Further, Lewis said Verizon Wireless simply wants to make it easier
for both developers and customers. "This is about enabling developers
to easily build apps and to make it easy for people like my mom to be
able to get the apps they want," she said.
Lowell McAdam, CEO of Verizon Wireless, said the conference will be
an important "coming out" for Verizon with the application development
community, building on the open development conference that focused on
devices, which the company held in March of 2008.
In a statement, McAdam said, "Even going it alone, Verizon has
become the largest and most successful mobile multimedia service
provider in the nation. But despite that success, we have learned an
important lesson: The wireless future will be built on partnerships and
John Stratton, Verizon's chief marketing officer, said application
developers can expect to participate in discussions about accessing
Verizon Wireless' customer base through a host of devices and operating
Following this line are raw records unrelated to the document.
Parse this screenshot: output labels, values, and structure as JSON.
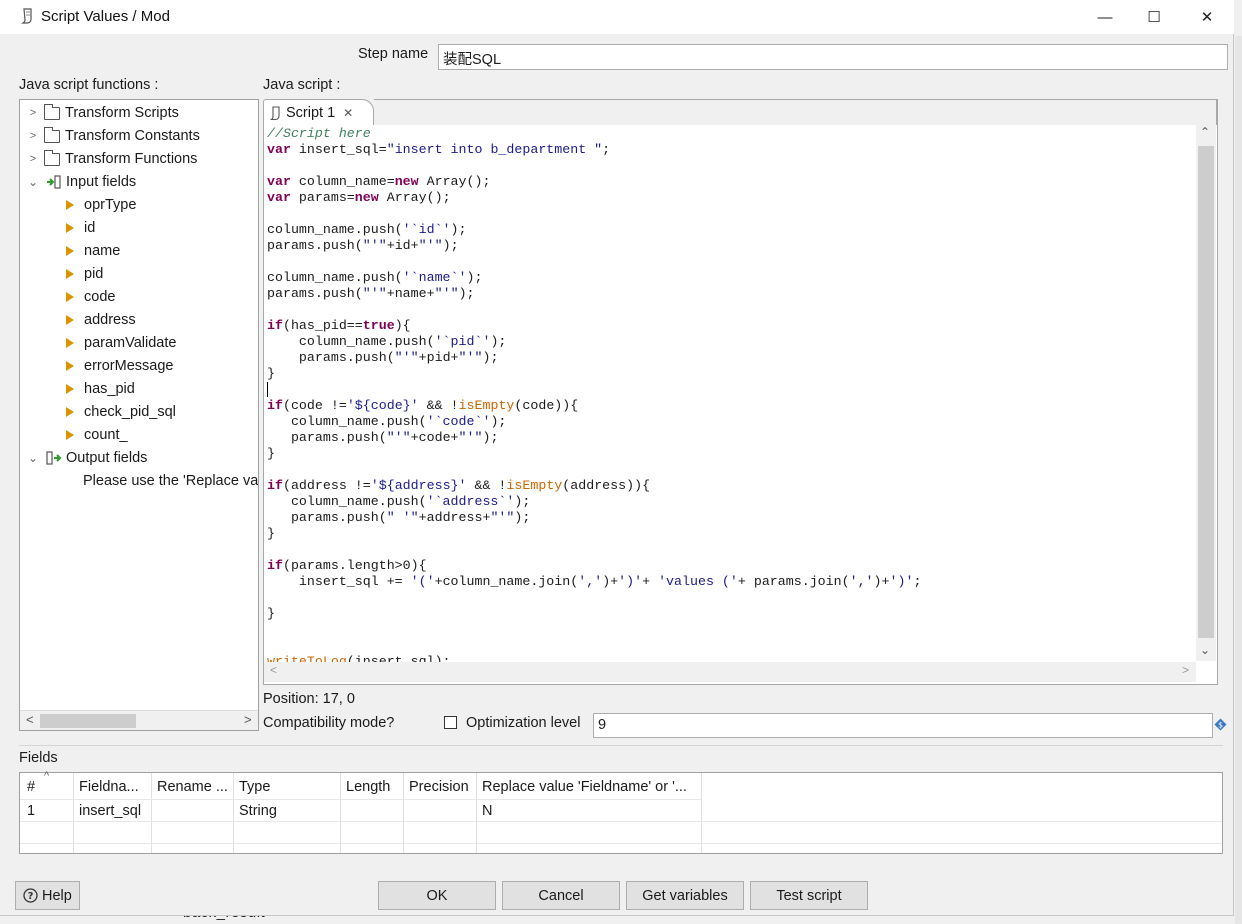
{
  "window": {
    "title": "Script Values / Mod",
    "minimize": "—",
    "maximize": "☐",
    "close": "✕"
  },
  "step_name": {
    "label": "Step name",
    "value": "装配SQL"
  },
  "functions_panel": {
    "label": "Java script functions :",
    "folders": [
      "Transform Scripts",
      "Transform Constants",
      "Transform Functions"
    ],
    "input_fields_label": "Input fields",
    "input_fields": [
      "oprType",
      "id",
      "name",
      "pid",
      "code",
      "address",
      "paramValidate",
      "errorMessage",
      "has_pid",
      "check_pid_sql",
      "count_"
    ],
    "output_fields_label": "Output fields",
    "output_note": "Please use the 'Replace value 'Fieldname' or 'Rename to'' options"
  },
  "script_panel": {
    "label": "Java script :",
    "tab_label": "Script 1",
    "position": "Position: 17, 0",
    "compat_label": "Compatibility mode?",
    "optimization_label": "Optimization level",
    "optimization_value": "9"
  },
  "code_lines": [
    "//Script here",
    "var insert_sql=\"insert into b_department \";",
    "",
    "var column_name=new Array();",
    "var params=new Array();",
    "",
    "column_name.push('`id`');",
    "params.push(\"'\"+id+\"'\");",
    "",
    "column_name.push('`name`');",
    "params.push(\"'\"+name+\"'\");",
    "",
    "if(has_pid==true){",
    "    column_name.push('`pid`');",
    "    params.push(\"'\"+pid+\"'\");",
    "}",
    "",
    "if(code !='${code}' && !isEmpty(code)){",
    "   column_name.push('`code`');",
    "   params.push(\"'\"+code+\"'\");",
    "}",
    "",
    "if(address !='${address}' && !isEmpty(address)){",
    "   column_name.push('`address`');",
    "   params.push(\" '\"+address+\"'\");",
    "}",
    "",
    "if(params.length>0){",
    "    insert_sql += '('+column_name.join(',')+')'+ 'values ('+ params.join(',')+')';",
    "",
    "}",
    "",
    "",
    "writeToLog(insert_sql);"
  ],
  "fields_section": {
    "label": "Fields",
    "columns": [
      "#",
      "Fieldna...",
      "Rename ...",
      "Type",
      "Length",
      "Precision",
      "Replace value 'Fieldname' or '..."
    ],
    "rows": [
      {
        "num": "1",
        "fieldname": "insert_sql",
        "rename": "",
        "type": "String",
        "length": "",
        "precision": "",
        "replace": "N"
      }
    ]
  },
  "buttons": {
    "help": "Help",
    "ok": "OK",
    "cancel": "Cancel",
    "get_variables": "Get variables",
    "test_script": "Test script"
  },
  "background_window": {
    "text": "back_result"
  },
  "colors": {
    "keyword": "#7f0055",
    "comment": "#3f7f5f",
    "string": "#1a1a8c",
    "builtin": "#cc6600",
    "field_arrow": "#d99400"
  }
}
"Conference speakers will detail how developers can take advantage
of new tools and resources, including Verizon Wireless APIs, to build
applications and get them in front of more than 80 million customers,"
Stratton said in a statement. "This conference is a direct result of
feedback we received from our development partners to streamline our
processes. The model that we'll share at the conference is singular in
its focus: To make working with Verizon Wireless more compelling,
lucrative and, above all, simple for developers."
Through its open development program, Verizon Wireless has certified
more than 50 devices for use on its network. Earlier this year, Verizon
Wireless offered developers technical specifications for devices that
will run on recently-acquired 700 MHz C-block spectrum where its 4G
Long Term Evolution (LTE) network will operate.
More information on the conference can be found at www.vdc2009.com